All panels and committees for selection and appointments at The Royal Society should be carried out objectively and professionally.
The Society is committed to making funding or award decisions purely on the basis of the quality of the proposed science and merit of the individual. No funding applicant or nominee for awards, Fellowship, Foreign Membership, election to a post or appointment to a committee should receive less favourable treatment on the grounds of: gender, marital status, sexual orientation, gender re-assignment, race, colour, nationality, ethnicity or national origins, religion or similar philosophical belief, spent criminal conviction, age or disability.
The ubiquity of systems using artificial intelligence or “AI” has brought increasing attention to how those systems should be regulated. The choice of how to regulate AI systems will require care. AI systems have the potential to synthesize large amounts of data, allowing for greater levels of personalization and precision than ever before—applications range from clinical decision support to autonomous driving and predictive policing. That said, our AIs continue to lag in common sense reasoning [McCarthy, 1960], and thus there exist legitimate concerns about the intentional and unintentional negative consequences of AI systems [Bostrom, 2003, Amodei et al., 2016, Sculley et al., 2014].
Decisions based on algorithmic, machine learning models can be unfair, reproducing biases in historical data used to train them. While computational techniques are emerging to address aspects of these concerns through communities such as discrimination-aware data mining (DADM) and fairness, accountability and transparency machine learning (FATML), their practical implementation faces real-world challenges. For legal, institutional or commercial reasons, organisations might not hold the data on sensitive attributes such as gender, ethnicity, sexuality or disability needed to diagnose and mitigate emergent indirect discrimination-by-proxy, such as redlining. Such organisations might also lack the knowledge and capacity to identify and manage fairness issues that are emergent properties of complex sociotechnical systems. This paper presents and discusses three potential approaches to deal with such knowledge and information deficits in the context of fairer machine learning. Trusted third parties could selectively store data necessary for performing discrimination discovery and incorporating fairness constraints into model-building in a privacy-preserving manner.
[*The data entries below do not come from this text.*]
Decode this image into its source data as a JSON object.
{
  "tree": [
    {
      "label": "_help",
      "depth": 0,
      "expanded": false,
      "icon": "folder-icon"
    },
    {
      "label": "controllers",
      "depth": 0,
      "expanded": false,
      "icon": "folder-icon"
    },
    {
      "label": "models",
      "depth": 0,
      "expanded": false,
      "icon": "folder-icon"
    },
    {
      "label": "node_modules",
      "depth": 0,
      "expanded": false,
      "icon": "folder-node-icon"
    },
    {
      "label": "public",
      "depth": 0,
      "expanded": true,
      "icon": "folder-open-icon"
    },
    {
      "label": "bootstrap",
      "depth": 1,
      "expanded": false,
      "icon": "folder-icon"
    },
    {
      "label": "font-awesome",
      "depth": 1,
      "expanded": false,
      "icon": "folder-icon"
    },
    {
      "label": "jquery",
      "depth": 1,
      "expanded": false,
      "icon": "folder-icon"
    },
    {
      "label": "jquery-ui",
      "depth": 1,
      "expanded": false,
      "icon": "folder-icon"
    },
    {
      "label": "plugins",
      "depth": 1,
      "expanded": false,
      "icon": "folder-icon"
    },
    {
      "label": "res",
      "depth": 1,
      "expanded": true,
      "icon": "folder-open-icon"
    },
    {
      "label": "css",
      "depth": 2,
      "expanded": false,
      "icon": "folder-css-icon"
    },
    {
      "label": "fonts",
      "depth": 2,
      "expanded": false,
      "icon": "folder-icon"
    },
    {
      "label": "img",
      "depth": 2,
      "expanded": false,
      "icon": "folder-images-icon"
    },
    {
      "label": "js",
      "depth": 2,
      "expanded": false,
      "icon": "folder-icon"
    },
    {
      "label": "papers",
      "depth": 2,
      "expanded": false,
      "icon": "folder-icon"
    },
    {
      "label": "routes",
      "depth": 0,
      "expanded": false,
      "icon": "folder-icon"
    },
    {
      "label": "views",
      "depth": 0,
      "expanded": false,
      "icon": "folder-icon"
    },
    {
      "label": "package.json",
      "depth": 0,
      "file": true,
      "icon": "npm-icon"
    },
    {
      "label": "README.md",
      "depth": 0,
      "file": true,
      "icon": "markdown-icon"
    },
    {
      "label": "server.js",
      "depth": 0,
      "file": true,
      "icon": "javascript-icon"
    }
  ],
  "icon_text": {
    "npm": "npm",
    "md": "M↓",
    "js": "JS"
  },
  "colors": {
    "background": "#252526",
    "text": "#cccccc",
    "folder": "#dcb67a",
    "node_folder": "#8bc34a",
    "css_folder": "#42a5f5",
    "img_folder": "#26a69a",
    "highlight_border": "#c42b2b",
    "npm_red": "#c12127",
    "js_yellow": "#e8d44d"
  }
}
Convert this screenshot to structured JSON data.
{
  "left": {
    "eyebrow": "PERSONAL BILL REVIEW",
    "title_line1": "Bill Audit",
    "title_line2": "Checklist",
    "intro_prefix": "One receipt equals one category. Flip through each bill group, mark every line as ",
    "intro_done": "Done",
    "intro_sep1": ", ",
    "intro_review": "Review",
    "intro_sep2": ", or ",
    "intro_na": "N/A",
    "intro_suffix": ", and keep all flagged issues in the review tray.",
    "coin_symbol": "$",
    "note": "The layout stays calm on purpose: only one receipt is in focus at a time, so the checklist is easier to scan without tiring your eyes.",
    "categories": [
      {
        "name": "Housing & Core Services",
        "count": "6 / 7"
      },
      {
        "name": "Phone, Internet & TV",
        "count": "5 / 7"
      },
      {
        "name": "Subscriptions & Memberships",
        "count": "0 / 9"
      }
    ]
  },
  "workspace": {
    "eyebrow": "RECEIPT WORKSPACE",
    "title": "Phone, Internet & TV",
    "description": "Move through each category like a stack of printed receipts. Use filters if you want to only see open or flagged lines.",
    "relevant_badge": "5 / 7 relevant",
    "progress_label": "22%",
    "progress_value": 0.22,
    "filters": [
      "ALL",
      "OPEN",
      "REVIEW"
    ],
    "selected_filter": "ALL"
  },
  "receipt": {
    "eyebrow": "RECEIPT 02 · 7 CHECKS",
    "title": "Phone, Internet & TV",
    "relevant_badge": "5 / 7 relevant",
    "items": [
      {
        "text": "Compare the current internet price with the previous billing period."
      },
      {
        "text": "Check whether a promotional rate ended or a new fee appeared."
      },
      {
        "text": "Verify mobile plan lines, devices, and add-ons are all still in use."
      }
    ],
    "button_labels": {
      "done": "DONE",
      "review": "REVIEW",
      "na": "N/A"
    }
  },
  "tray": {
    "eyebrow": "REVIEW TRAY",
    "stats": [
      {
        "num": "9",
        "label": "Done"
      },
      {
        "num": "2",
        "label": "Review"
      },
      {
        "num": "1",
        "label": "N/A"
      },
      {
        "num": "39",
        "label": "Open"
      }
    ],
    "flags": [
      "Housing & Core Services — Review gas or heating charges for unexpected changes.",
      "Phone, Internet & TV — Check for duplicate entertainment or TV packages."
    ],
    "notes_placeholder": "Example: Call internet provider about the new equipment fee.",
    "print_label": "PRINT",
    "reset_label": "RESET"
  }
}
Collaborative online platforms would allow diverse organisations to record, share and access contextual and experiential knowledge to promote fairness in machine learning systems. Finally, unsupervised learning and pedagogically interpretable algorithms might allow fairness hypotheses to be built for further selective testing and exploration.
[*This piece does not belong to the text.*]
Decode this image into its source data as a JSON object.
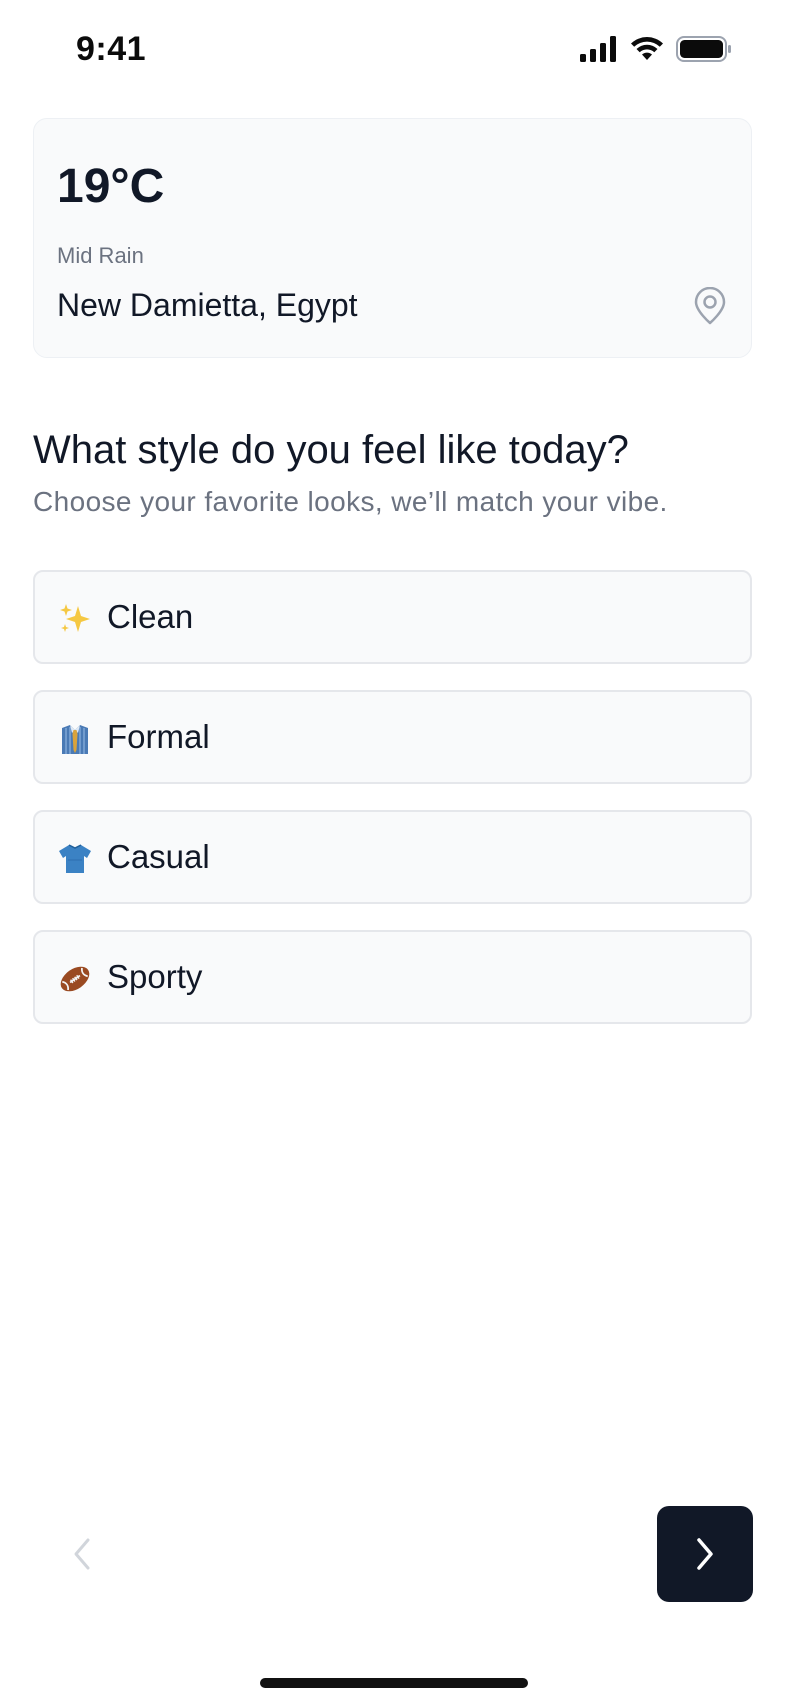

We show that faces contain much more information about sexual orientation than can be perceived and interpreted by the human brain. We used deep neural networks to extract features from 35,326 facial images. These features were entered into a logistic regression aimed at classifying sexual orientation. Given a single facial image, a classifier could correctly distinguish between gay and heterosexual men in 81% of cases, and in 74% of cases for women. Human judges achieved much lower accuracy: 61% for men and 54% for women. The accuracy of the algorithm increased to 91% and 83%, respectively, given five facial images per person. Facial features employed by the classifier included both fixed (e.g., nose shape) and transient facial features (e.g., grooming style).